“Who will speak for the imperiled troglobites? Charismatic megafauna, they are not. Troglobites—not to be confused with troglodytes (cavemen) or trilobites (extinct arthropods)—are neither warm-blooded nor fuzzy. Most are invertebrates, including insects and crustaceans, but there are also troglobitic fish and amphibians—and all are as weird as they are rare.”
That’s how Katherine Ellison starts her article in the April issue of Frontiers in Ecology and the Environment. And it’s something to think about. Fields like conservation psychology have emerged as a way to encourage the public to support environmental and wildlife conservation efforts. For example, teaching children to identify native birds could lead to a community’s long term appreciation for the role these birds have on the local ecosystem.
But as Ellison points out about troglobites, these (usually) pigmentless, exclusively cave-dwelling creatures “have lived for millennia out of sight and out of mind.” They do not flaunt colorful plumage or sing elaborate tunes; they do not have large, child-like eyes (or in many cases, any eyes at all) or engage in human-like behaviors such as tool usage (at least, none of the more than 7,500 troglobitic species that have been discovered). Therefore, they are not what the public would think of as “cute.”
Research has shown that people are more likely to support the protection of an animal if it is deemed attractive, especially if it is also human-like in appearance or behavior.
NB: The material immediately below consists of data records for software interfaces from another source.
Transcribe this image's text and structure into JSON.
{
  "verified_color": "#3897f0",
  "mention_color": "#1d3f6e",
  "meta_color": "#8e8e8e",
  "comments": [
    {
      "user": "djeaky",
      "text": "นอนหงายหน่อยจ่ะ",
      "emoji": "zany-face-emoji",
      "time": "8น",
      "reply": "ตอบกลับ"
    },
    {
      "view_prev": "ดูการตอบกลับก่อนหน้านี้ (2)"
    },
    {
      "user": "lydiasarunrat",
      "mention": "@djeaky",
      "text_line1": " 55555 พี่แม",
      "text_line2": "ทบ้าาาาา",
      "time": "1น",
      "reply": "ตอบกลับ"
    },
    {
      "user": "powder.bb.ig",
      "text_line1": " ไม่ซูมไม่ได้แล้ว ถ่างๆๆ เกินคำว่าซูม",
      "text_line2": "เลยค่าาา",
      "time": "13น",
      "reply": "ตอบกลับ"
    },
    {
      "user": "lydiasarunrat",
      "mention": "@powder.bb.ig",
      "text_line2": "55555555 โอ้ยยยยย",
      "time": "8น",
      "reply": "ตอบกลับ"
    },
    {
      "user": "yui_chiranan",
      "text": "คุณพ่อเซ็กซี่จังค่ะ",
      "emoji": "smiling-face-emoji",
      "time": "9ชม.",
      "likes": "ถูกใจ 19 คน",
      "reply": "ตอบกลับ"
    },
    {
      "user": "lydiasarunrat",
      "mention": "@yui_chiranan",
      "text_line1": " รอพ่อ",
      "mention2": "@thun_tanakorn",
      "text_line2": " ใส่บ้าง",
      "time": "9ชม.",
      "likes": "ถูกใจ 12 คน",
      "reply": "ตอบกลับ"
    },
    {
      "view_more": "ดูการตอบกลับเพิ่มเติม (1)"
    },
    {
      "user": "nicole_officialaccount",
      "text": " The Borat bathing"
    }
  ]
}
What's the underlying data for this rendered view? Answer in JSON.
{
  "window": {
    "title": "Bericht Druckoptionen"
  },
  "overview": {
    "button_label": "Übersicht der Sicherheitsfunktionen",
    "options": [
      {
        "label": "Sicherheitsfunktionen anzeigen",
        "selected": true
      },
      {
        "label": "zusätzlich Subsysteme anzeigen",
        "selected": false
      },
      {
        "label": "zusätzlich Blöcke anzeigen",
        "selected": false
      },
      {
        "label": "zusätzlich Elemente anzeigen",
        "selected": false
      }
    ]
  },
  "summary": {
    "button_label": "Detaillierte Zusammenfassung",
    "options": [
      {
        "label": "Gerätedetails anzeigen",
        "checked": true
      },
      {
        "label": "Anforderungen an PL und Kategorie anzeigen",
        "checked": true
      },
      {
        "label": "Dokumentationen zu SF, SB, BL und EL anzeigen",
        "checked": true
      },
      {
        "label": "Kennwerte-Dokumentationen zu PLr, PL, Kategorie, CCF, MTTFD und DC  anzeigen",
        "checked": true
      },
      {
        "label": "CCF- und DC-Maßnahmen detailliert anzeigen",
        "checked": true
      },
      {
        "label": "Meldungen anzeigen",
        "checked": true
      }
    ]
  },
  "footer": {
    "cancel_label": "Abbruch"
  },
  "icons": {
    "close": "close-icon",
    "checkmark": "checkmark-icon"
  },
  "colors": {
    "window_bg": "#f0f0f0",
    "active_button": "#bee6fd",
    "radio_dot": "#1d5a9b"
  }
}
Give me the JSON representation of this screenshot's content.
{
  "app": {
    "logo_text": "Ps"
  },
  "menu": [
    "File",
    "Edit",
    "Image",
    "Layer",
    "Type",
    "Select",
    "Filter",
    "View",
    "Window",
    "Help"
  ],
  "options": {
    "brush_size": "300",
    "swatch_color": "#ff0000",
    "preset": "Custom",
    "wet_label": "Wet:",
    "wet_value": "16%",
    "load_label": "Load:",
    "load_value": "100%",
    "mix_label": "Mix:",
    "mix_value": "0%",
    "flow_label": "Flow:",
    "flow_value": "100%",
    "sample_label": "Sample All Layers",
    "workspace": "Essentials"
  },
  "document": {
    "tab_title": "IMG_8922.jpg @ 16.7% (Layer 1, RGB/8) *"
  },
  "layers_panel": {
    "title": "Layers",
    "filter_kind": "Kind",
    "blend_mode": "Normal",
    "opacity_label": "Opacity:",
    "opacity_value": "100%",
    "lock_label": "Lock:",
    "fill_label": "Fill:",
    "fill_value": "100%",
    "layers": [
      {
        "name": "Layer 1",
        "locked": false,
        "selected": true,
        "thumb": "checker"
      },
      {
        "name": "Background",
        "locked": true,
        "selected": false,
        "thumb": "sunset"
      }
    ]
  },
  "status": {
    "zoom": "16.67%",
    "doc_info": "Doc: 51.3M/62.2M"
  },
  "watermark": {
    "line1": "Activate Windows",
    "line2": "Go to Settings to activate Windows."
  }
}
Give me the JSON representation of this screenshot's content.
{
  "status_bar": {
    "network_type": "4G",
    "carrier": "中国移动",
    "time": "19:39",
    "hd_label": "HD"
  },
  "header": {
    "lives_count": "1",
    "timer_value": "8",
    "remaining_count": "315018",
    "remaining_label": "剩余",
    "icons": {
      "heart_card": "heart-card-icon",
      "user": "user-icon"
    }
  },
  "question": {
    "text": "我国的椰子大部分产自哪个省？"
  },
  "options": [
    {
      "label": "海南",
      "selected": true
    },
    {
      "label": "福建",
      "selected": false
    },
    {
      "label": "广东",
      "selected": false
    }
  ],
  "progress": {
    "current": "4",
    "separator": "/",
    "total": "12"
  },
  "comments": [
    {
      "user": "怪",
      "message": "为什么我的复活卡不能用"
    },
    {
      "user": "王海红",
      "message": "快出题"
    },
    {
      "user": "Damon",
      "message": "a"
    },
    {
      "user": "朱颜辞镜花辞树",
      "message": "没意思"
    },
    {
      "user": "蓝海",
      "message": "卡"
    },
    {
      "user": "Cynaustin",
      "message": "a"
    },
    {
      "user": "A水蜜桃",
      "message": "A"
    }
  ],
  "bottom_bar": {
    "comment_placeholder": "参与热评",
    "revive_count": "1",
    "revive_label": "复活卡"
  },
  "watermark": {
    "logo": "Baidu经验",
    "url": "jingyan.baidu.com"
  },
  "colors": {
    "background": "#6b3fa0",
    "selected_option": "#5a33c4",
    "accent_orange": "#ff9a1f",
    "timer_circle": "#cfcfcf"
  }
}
But even the most human-like of troglobites—the Proteus anguinus, a blind salamander also known as an olm or human fish that lives in the caves of Slovenia—is on the endangered species list (see below video).
However, while these rare species do not fall into the “cute” category, scientists and science fiction writers alike can be inspired by their unique characteristics—like the misunderstood olm, which was first described in the 1600s as a baby dragon. Or the endangered Kaua’i cave wolf spider, which, unlike its surface-dwelling relatives, is completely eyeless, yet it tracks down amphipods without the use of a web; it lives in lava tubes in Kauai’s Koloa Basin and is completely harmless to humans. Then there are the crayfish Orconectes australis from Alabama caves that can live up to 175 years and reproduce for 100 of those years, and the giant troglobitic centipede that catches cave bats in mid-flight and devours them whole (see below).
Troglobites are just one of many examples of life in unlikely places, and they can serve as the mascot for researching and preserving all of Earth’s curious corners. As Ellison says, “Troglobites are famous for their patience. They have extraordinarily slow metabolisms—some can survive for years without eating and some live longer than humans. The big question, of course, is whether they can persist long enough for us humans to learn to appreciate their hidden charms.”
So who is protecting these troglobites and their habitats? Recently, karst conservation groups have been springing up in an effort to preserve karst areas and their fragile ecosystems. Karst describes terrain largely formed by underground drainage and through the dissolution of layers of bedrock, such as in the formation of caves and sinkholes. The Karst Waters Institute, for example, aims to research and improve karst water resources—karst aquifers, like Florida’s freshwater springs, supply large amounts of drinking water to the state. Since troglobites are exclusively cave-dwelling, karst conservation will hopefully benefit them as well.
As Ellison points out, though, these rare creatures and their habitats are largely overlooked by larger conservation groups and the public, despite their close tie to environmental health:
[S]tuck in one small place as they are, troglobites are super-sensitive and telling signposts for the health of a given environment. Many absorb pollutants such as pesticides and sewage, suffer inordinately from droughts, and are defenseless against invasive species. The threats to troglobites may not be as obvious or as dramatic as those faced by pandas and tigers—no one hunts them for their pelts or ships them off to zoos to be admired. Yet considering what they portend for our own species, [including the quality of drinking water,] we should probably be paying them more attention.
Read more and see photos in National Geographic’s “Discoveries in the Dark.”
Katherine Ellison (2010). An underground movement Frontiers in Ecology and the Environment, 8 (3), 168-168
Gunnthorsdottir, A. (2001). Physical Attractiveness of an Animal Species as a Decision Factor for its Preservation Anthrozoos: A Multidisciplinary Journal of The Interactions of People & Animals, 14 (4), 204-215 DOI: 10.2752/089279301786999355